• [WORK TO COMPLETE]
Find how many lines of the records hold the string "sodales" and reply with only that total.

• [SUPPLIED MATERIAL]
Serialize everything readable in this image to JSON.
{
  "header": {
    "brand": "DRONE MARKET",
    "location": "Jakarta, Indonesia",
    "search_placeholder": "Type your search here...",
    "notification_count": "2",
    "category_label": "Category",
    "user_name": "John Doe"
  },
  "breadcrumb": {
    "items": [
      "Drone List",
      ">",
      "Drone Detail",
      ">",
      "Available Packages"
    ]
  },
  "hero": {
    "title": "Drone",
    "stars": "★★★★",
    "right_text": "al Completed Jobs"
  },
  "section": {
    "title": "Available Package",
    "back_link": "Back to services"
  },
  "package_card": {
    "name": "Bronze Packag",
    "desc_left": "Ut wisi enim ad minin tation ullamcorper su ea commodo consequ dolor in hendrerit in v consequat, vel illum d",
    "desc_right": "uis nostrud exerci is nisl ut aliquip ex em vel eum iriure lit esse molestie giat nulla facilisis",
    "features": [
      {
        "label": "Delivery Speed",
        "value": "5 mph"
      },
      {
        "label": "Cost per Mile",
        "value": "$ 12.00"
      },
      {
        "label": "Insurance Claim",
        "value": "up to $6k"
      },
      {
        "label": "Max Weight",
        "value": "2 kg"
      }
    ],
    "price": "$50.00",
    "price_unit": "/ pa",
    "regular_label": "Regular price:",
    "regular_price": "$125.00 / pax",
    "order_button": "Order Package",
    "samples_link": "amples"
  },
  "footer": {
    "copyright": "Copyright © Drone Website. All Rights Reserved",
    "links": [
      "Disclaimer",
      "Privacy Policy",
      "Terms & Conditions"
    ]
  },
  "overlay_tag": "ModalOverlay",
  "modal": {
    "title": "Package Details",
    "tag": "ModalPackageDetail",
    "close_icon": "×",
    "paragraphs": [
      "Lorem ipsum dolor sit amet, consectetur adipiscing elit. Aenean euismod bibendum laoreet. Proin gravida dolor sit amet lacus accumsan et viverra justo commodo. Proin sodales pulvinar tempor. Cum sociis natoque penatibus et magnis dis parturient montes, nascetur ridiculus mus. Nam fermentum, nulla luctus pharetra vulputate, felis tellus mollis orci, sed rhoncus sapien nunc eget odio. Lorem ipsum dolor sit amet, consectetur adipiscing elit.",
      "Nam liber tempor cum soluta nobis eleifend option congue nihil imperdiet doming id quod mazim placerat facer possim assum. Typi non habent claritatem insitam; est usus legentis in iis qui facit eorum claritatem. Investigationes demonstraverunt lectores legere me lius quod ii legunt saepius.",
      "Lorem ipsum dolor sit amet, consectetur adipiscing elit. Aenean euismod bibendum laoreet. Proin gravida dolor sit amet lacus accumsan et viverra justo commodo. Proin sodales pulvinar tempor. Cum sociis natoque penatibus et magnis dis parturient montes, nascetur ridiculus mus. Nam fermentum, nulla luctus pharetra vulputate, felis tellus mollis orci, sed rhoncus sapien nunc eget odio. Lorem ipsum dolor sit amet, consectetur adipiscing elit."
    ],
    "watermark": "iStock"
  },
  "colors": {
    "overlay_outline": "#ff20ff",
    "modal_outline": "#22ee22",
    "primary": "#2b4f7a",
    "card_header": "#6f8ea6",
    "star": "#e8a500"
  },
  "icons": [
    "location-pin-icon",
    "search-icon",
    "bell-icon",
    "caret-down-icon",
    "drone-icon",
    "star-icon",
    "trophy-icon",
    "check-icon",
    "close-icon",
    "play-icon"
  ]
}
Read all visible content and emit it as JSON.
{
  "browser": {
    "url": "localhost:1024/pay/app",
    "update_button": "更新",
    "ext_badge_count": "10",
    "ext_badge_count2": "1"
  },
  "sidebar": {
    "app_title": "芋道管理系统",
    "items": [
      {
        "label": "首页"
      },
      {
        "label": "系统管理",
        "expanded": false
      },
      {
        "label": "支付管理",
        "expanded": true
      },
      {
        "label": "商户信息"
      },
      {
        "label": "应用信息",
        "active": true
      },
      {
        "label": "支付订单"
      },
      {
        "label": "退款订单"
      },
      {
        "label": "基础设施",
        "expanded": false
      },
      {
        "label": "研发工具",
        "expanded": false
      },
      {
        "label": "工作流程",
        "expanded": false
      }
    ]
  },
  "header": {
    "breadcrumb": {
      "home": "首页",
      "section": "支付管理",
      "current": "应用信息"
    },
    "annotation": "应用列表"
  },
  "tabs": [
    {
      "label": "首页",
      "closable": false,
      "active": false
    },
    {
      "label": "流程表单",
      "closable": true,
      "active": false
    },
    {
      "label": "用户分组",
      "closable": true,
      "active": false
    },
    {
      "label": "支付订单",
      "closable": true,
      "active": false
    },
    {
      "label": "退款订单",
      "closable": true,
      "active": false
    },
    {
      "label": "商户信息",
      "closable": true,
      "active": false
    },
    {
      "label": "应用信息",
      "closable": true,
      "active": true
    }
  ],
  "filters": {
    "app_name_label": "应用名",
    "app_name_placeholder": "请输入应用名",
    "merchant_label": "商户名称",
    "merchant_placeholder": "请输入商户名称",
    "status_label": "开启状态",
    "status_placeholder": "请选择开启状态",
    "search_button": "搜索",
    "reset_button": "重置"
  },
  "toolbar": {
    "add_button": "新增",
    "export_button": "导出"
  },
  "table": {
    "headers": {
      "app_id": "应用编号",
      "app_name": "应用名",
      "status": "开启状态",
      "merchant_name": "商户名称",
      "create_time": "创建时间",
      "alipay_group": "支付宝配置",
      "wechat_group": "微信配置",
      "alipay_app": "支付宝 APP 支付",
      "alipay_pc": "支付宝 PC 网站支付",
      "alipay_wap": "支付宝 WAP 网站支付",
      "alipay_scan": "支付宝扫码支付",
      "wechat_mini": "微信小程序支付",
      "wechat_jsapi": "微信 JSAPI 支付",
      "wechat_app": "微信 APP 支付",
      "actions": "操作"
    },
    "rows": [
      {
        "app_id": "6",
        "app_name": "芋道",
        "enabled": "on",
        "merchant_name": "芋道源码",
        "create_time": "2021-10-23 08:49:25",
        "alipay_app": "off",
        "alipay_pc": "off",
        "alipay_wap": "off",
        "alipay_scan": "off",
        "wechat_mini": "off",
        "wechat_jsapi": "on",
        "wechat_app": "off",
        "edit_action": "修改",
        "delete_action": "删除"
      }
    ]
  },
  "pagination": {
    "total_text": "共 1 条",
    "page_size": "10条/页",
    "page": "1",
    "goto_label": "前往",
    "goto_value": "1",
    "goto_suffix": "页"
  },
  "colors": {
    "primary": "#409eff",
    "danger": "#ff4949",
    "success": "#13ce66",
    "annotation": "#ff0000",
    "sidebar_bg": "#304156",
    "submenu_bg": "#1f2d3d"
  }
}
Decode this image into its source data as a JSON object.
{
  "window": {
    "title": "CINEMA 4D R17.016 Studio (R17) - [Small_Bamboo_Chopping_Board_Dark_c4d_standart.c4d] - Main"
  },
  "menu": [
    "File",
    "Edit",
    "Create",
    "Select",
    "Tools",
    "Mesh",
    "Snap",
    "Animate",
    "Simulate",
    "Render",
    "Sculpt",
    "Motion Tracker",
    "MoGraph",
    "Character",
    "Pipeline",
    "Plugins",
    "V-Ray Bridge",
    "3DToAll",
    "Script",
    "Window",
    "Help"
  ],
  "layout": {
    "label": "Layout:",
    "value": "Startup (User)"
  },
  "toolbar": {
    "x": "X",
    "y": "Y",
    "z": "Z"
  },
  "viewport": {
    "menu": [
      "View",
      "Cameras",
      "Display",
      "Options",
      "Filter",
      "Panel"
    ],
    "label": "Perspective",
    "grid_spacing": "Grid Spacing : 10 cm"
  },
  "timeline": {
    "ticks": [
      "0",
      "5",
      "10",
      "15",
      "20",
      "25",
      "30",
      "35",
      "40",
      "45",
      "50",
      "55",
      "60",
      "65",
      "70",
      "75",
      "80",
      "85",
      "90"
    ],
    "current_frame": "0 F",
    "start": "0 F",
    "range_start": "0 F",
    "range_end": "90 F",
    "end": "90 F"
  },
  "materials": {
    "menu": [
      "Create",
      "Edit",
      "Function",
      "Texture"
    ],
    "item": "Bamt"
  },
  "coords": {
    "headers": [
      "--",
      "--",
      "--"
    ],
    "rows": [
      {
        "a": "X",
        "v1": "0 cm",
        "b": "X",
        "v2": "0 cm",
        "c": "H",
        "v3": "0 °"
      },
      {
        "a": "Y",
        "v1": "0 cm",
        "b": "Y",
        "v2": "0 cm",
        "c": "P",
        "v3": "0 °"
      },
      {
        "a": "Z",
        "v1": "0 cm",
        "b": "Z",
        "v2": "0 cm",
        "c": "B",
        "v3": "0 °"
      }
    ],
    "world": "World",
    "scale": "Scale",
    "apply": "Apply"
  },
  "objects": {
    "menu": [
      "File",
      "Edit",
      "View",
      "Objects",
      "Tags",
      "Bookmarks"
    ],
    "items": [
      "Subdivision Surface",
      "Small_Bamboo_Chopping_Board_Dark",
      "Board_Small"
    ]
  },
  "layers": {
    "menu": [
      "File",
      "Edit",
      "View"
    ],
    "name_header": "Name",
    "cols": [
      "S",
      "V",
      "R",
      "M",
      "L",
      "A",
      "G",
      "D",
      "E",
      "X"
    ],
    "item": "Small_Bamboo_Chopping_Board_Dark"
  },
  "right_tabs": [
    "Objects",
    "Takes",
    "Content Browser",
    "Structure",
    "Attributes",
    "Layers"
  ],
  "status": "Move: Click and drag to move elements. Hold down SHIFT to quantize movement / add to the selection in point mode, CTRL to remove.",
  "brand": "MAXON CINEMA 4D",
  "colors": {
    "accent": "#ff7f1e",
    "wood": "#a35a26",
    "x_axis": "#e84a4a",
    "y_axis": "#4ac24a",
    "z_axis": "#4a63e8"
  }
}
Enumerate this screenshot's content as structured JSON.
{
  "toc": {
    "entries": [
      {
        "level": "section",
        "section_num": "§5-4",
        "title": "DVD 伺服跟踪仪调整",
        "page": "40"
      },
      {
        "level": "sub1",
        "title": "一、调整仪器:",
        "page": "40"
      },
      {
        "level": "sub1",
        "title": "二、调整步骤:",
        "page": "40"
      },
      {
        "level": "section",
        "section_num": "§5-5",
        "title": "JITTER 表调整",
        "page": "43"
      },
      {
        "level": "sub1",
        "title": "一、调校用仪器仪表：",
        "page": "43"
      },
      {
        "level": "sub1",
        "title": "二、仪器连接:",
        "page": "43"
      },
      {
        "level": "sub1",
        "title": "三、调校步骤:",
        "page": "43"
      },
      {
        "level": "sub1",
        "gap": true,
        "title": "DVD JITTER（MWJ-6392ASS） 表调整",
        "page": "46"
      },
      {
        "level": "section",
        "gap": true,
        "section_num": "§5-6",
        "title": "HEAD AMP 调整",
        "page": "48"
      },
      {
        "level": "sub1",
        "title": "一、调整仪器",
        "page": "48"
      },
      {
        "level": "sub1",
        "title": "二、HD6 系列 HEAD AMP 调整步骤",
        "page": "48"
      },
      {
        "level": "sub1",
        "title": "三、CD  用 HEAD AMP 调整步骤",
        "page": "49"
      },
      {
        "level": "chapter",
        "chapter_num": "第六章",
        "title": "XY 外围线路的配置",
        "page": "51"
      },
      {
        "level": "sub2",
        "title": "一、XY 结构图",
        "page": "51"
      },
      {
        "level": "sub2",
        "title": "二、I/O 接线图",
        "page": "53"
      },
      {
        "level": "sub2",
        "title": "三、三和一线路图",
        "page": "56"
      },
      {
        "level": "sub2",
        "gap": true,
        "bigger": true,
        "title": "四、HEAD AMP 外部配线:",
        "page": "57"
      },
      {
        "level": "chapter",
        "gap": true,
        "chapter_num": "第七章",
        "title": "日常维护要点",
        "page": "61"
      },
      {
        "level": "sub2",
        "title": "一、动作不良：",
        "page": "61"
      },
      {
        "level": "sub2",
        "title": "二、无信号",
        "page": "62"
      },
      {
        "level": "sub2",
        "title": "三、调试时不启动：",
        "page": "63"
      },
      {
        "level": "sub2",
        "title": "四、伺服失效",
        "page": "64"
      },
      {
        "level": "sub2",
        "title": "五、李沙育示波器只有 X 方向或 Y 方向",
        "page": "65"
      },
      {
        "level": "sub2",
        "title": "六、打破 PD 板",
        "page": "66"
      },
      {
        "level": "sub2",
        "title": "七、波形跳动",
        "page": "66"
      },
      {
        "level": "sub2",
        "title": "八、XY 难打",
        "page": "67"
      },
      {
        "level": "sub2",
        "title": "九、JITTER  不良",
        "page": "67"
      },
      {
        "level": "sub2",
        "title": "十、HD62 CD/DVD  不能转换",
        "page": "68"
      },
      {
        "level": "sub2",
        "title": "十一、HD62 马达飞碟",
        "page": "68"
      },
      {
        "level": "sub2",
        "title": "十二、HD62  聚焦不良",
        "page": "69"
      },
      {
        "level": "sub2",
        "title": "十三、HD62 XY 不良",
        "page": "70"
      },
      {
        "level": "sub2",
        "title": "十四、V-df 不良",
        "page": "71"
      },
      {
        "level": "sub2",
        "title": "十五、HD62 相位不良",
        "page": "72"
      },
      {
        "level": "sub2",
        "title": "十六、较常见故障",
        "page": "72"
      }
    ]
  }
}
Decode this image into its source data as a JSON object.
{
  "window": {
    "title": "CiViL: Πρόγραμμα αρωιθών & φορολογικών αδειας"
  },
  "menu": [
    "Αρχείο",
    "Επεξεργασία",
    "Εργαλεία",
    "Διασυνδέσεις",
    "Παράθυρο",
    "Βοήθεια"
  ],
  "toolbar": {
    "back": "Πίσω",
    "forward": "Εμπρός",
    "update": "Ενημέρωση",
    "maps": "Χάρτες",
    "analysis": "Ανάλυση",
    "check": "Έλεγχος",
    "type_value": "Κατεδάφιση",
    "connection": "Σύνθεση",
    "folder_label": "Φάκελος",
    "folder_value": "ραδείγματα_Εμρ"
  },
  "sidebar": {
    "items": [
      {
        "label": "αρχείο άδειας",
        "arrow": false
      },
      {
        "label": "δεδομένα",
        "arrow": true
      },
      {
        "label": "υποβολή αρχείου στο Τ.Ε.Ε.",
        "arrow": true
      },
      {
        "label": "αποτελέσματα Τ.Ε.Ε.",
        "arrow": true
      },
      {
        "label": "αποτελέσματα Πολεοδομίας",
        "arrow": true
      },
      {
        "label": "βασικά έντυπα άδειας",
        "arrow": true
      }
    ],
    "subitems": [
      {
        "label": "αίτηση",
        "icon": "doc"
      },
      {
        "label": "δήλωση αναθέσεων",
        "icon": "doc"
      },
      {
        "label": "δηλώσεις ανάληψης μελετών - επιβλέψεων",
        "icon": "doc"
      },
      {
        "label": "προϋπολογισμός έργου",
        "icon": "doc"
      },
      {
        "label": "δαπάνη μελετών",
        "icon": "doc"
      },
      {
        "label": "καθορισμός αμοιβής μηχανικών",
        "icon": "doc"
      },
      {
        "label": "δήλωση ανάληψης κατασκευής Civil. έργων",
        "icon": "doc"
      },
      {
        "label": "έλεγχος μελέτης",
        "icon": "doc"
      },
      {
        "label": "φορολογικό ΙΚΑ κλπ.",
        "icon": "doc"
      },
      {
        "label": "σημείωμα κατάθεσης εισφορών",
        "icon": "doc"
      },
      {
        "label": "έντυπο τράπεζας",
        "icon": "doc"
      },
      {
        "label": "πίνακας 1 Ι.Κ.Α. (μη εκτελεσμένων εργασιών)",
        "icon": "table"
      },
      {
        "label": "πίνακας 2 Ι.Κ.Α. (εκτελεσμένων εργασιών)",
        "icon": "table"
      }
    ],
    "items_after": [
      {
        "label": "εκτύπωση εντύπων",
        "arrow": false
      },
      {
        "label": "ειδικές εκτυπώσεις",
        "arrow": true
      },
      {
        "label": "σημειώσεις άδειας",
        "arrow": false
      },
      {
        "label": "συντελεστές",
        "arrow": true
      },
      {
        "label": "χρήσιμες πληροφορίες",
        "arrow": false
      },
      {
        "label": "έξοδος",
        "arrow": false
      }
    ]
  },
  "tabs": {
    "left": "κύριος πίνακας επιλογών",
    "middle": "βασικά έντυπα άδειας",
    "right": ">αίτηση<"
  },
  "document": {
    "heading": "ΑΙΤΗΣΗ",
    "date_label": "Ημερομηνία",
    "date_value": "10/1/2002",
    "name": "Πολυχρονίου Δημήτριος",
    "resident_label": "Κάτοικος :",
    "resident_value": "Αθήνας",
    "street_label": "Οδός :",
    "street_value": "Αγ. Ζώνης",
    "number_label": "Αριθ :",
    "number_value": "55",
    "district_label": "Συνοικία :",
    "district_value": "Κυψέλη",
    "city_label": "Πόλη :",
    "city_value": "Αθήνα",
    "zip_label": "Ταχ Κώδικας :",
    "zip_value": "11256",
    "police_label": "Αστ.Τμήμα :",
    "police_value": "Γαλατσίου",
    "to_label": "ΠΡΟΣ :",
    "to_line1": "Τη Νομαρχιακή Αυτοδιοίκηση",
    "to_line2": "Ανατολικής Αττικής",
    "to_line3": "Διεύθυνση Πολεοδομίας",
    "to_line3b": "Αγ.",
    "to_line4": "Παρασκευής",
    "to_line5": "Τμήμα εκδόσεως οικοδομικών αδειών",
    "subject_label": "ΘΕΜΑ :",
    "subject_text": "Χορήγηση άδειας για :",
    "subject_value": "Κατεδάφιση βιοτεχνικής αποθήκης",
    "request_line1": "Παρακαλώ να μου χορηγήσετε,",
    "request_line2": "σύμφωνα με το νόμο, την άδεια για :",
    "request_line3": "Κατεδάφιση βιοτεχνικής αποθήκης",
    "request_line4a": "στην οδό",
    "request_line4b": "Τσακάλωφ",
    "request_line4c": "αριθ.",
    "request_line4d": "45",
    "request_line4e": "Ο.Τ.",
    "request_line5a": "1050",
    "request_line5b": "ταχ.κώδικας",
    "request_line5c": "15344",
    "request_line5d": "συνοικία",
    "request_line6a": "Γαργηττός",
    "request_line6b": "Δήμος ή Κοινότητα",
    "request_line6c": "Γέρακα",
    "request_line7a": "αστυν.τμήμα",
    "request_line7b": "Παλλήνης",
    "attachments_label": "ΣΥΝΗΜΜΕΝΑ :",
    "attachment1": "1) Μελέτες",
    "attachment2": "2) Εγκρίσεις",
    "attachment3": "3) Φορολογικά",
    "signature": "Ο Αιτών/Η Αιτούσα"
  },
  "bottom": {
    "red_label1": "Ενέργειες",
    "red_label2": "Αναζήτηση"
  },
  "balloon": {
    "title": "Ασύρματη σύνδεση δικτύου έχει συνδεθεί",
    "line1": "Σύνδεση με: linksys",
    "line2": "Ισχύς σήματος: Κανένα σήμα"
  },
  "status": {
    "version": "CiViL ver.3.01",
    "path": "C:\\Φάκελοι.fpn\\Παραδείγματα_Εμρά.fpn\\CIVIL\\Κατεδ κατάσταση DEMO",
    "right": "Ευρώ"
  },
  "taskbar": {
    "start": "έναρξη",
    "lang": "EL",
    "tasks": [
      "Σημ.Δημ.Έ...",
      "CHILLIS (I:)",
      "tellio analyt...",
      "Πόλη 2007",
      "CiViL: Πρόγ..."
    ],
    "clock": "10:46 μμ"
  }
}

• [RESULT OF THE EXERCISE]
2